Some US$18m will be made available as it joins the Zero Hunger Private Sector Pledge
Joining the Zero Hunger Private Sector Pledge, East-West Seed (EWS) has announced an increase in funding to its corporate foundation East-West Seed Knowledge Transfer Foundation (EWS-KT).
The move brings its total pledged funding to US$18m in support of livelihood and nutritional security over the next five years.
This milestone coincides with the 40th anniversary of EWS and builds on EWS-KT’s five-year strategy and ambition to train 1m farmers in Asia and Africa by 2025.
EWS-KT operates in underdeveloped markets where EWS has a long-term vision to grow new markets. In these areas, farmers struggle with low yields and poor connectivity to the information, markets and technology needed to transform their vegetable farming into thriving businesses.
EWS-KT’s training model develops farmer capacity, thus stimulating demand for better-quality agricultural inputs, which further catalyses the development of innovative and competitive markets.
This sustainably increases farm level income and makes a wider variety of affordable, safe-to-eat vegetables available for lower-income consumers.
“We have consolidated several decades’ worth of learning points to address poverty, malnutrition and hunger,” explained Rutger Groot, board chair of EWS-KT, “and these lessons align with sustainable business practices.
”For example, we know that there is a strong commercial case for engagement with women as effective market actors in an agribusiness context.
”We also seek to reinvolve young farmers in agricultural supply chains,” Groot continued. ”Our experience shows that youths are less risk averse, and their participation accelerates the growth of markets.
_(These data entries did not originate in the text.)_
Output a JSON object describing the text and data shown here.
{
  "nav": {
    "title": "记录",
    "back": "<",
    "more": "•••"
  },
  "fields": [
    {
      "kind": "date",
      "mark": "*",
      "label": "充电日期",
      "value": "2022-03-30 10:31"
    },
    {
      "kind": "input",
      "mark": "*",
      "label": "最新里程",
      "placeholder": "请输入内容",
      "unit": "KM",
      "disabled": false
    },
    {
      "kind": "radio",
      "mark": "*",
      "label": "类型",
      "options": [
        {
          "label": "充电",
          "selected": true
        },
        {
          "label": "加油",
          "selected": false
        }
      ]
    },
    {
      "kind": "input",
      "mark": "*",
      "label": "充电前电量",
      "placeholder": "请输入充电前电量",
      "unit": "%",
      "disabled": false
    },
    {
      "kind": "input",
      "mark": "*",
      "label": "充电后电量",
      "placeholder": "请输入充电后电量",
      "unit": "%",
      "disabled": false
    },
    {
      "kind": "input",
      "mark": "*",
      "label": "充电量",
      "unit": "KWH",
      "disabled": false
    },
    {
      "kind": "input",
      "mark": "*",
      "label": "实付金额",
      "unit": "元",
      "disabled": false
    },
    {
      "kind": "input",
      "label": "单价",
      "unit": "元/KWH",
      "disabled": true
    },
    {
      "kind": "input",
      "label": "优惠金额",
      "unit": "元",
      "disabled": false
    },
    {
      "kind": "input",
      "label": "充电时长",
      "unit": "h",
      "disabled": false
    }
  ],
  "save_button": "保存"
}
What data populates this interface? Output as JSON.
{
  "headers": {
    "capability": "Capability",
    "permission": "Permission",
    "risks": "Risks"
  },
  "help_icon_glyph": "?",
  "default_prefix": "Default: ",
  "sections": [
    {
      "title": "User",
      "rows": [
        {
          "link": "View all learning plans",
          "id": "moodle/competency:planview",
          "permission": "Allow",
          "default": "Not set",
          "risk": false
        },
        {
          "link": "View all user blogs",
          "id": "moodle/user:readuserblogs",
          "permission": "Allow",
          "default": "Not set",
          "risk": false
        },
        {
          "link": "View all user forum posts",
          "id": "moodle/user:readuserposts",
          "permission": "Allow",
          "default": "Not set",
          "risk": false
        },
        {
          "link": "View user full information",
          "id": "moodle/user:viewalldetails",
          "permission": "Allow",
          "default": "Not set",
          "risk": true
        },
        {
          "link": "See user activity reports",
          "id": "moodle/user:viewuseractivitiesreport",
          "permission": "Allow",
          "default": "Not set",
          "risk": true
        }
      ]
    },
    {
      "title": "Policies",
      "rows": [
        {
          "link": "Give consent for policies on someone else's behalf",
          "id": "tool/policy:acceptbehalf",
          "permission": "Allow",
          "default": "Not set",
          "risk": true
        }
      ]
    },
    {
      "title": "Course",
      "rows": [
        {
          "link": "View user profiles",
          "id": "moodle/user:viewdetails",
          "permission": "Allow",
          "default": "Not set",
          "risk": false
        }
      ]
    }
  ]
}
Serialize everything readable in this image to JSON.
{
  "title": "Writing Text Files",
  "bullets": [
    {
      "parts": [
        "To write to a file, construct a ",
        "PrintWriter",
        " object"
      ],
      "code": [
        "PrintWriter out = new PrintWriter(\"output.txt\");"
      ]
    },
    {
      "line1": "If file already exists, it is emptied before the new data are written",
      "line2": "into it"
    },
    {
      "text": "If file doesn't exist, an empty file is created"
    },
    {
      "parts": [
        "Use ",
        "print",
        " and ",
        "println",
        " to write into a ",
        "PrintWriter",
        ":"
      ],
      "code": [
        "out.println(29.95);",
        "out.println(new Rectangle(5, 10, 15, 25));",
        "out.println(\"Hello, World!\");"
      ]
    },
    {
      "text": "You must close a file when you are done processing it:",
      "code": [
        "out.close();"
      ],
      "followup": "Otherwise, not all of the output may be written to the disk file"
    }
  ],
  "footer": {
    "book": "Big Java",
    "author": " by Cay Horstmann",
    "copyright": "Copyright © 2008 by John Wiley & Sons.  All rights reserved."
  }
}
”We plan to invest a portion of our pledge into technology, including mobile and online platforms, to provide training to farmers. We want to expand use of our mobile data app that tracks return on investment, yield, income and other results so we can help farmers plan their business and reduce post-harvest loss.
”In fact, we firmly believe that farmers, even those who are resource constrained, can learn to use and benefit from technology throughout their farming projects,” Groot added.
Douwe Zijp, CEO of EWS, spoke about the urgency of the pledge. “We are deeply committed to the smallholder farmers at the centre of our work, having invested in local capacity building for 20 years.
”A global pandemic, supply chain disruptions and price inflation for essential commodities have had an economically and environmentally destabilising impact on food systems,” he outlined. ”At the same time, farmers need to feed more people with fewer resources, which is particularly challenging to do in complex environments like Nigeria and Myanmar.
”As we celebrate 40 years of steadfast support for farmers, we can think of no better way to honour their incredible resilience than by increasing our commitment to ensure they can sustainably supply local communities with a diverse, healthy food basket that includes nutritious vegetables.”
The Zero Hunger Private Sector Pledge is an opportunity for companies to align their investments with new evidence and commitments by donors, governments and global institutions to end hunger and nourish the future by 2030.
As of 24 May 2022, global companies in 48 countries have pledged US$458m as part of the Zero Hunger Private Sector Pledge.
“I believe companies like East-West Seed can contribute to solving the world’s challenges,” noted Lawrence Haddad, executive director of GAIN and chair of the UN Food Systems Summit Action Track 1.
“However, big issues like poverty, nutritional security, livelihood development and climate change cannot be solved by just one organisation. It requires us to act together, and it’s one of the reasons we are excited to welcome East-West Seed into our group of more than 43 companies that have made this pledge.
”This bold commitment is exactly what’s needed right now – every new pledge for the Zero Hunger campaign motivates more private-sector leaders to step up in the campaign to fight hunger,” Haddad added.